The summoner of the ghost goes on an African-inspired journey in jazz on Suite Unseen. That certainly says something for the music, and if that tag is the bait, then band of musicians that Babatunde Lea has gathered for the adventure is the lure. And there is no disappointment on this exciting journey with the call and the ambit being jazz in the mainstream. The addition of other elements serves to perk the path.

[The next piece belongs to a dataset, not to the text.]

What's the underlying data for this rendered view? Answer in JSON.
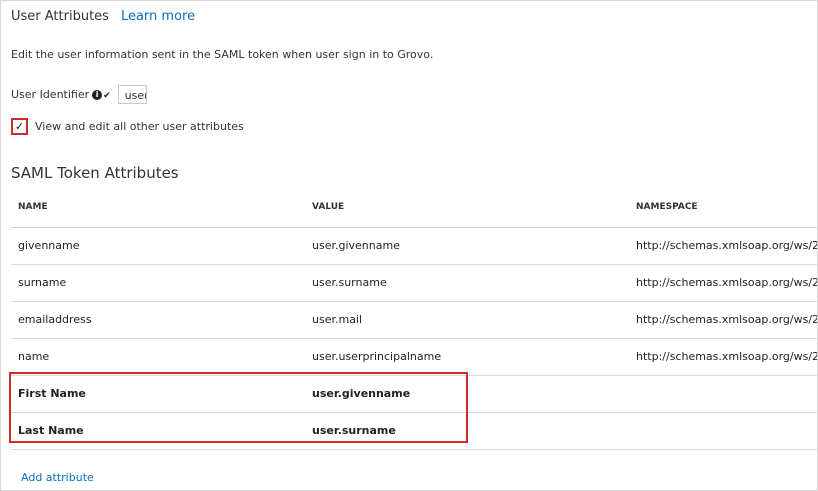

Lea dispenses with the continuous structure of a suite, breaking it up into five and interspersing the segments with music that fits in very nicely indeed. And as he begins, Lea takes an "Ancestral Stroll," which is bristling and fiery, made all the more palpable by Steve Turre on the trombone and some imaginative rhythm from Lea on the drums and "Bujo" Kevin Jones on percussion. Richard Howell etches a deeper vein on the saxophone in a wiry, intense outing. The percussive beat of the third part, "Spirit of the Wood," is irresistible with the balafon and the kalimba and the chants, a spell that completes its circle when the conch shells whoop in.
More often than not, pop tunes given a jazz invocation turn out to be little more than codswallop. Not so with "Fire and Rain," a James Taylor classic transformed most beautifully by Howell. He never goes past the emotion of the song, nor does he try to inject more than is necessary to make it an experience worth latching onto. And when he has made his statement, Glen Pearson extends the impact with a harmonically rich turn on the piano. Of the other material, "The Bay Area's Afro-Latin Funky Love Shuffle is all what it says, the sinews of the melody wrapped by the trombone. From then on it goes into funk and Latin and some dense harmonies, all making for a joyous ode. Lea sure does summon up some good times.
Track Listing: Suite Unseen: Ancestral Stroll; Motivation; On the T.L.; A Song for Ani; The Bay Area
Personnel: Babatunde Lea--drums, percussion, vocals, bala fon; Steve Turre--trombone, conch shells; Richard Howell--saxophones, vocals, kalimba; Glen Pearson--piano; Geoff Brennan--acoustic bass; Ron Belcher--acoustic bass;
I love jazz because it is both challenging and exhilarating, and the endeavor of improvisation is the highest form of art.
I met so many great musicians--including my two earliest heroes, Maynard Ferguson and Dizzy Gillespie--by attending concerts
and being willing to treat them with the respect they deserve.
The best show I ever attended was the Pat Metheny/Ornette Coleman Song X concert at Cornell University.
The first jazz record I bought was an RCA compilation by Dizzy Gillespie.
My advice to new listeners is to not be afraid to listen to something because you're not familiar with the artists or the band or
the genre or anything - this is music that is best experienced through discovery.